**Description of the task**: Gather every line in the records below that contains the word "TestHarnessTest".

BEGIN Source records

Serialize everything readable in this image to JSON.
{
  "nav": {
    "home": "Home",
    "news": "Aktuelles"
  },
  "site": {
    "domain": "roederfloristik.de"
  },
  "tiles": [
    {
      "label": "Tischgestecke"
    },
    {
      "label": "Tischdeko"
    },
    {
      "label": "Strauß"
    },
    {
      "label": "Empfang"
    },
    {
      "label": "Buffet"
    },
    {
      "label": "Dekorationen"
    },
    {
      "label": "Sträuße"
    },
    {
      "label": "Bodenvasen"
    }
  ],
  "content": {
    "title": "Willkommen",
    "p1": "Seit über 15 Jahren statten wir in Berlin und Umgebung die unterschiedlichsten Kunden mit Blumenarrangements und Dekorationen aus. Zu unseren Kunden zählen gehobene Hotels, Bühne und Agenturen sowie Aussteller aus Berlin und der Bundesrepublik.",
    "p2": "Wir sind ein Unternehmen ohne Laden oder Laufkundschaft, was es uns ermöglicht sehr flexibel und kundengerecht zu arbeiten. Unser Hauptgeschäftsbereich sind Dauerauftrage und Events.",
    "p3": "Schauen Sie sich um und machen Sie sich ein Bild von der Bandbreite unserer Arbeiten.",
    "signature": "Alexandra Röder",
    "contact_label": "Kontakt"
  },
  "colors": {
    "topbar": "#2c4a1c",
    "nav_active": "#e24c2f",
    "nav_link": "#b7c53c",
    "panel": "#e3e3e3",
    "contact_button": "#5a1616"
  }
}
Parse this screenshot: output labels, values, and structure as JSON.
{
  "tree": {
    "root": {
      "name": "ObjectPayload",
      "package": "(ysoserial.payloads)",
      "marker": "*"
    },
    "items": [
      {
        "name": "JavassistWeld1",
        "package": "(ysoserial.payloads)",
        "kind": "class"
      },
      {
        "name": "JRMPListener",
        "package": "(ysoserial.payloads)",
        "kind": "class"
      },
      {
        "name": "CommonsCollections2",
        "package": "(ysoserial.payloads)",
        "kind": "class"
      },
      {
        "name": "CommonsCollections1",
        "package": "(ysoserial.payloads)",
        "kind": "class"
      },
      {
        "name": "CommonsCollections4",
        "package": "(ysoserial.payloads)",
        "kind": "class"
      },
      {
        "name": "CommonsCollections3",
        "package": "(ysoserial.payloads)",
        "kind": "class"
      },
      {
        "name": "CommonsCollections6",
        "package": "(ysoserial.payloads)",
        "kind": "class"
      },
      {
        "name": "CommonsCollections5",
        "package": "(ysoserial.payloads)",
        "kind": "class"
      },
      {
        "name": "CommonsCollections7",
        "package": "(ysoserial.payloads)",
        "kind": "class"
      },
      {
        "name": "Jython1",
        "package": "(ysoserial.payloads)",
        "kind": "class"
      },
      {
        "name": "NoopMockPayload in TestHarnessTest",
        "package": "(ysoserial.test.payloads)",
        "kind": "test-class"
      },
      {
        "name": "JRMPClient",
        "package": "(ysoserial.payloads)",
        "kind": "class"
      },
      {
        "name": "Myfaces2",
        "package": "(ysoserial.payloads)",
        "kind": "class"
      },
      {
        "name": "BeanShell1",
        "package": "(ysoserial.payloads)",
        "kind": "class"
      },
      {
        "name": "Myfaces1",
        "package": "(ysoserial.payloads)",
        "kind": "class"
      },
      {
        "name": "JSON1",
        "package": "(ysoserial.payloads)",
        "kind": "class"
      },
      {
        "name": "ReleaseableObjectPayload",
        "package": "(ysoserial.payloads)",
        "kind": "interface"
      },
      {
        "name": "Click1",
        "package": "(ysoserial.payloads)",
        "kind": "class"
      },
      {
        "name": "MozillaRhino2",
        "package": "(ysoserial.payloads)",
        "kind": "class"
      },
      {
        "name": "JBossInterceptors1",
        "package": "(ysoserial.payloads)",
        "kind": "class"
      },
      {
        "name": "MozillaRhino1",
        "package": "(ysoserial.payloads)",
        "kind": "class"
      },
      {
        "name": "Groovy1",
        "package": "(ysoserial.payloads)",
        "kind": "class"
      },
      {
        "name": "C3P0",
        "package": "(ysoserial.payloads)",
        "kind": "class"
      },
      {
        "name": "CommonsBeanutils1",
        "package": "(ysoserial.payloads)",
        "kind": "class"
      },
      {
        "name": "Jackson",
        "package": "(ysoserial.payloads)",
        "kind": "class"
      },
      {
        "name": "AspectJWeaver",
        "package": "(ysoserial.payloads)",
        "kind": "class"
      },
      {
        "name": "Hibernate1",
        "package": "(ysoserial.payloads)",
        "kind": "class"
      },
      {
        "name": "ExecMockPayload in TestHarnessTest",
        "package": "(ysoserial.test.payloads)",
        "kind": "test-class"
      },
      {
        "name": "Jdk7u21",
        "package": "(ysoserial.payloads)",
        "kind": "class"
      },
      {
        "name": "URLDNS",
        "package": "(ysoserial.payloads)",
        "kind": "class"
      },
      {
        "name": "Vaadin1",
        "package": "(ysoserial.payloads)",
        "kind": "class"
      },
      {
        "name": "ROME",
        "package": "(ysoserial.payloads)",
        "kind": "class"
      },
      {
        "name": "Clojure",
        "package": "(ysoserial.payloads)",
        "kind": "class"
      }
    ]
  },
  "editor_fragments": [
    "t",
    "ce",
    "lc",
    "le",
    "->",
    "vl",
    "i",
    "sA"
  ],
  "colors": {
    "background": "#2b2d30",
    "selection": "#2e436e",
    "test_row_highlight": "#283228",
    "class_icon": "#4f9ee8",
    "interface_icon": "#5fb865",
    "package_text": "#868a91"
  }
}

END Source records

**Answer to the exercise**:
        "name": "NoopMockPayload in TestHarnessTest",
        "name": "ExecMockPayload in TestHarnessTest",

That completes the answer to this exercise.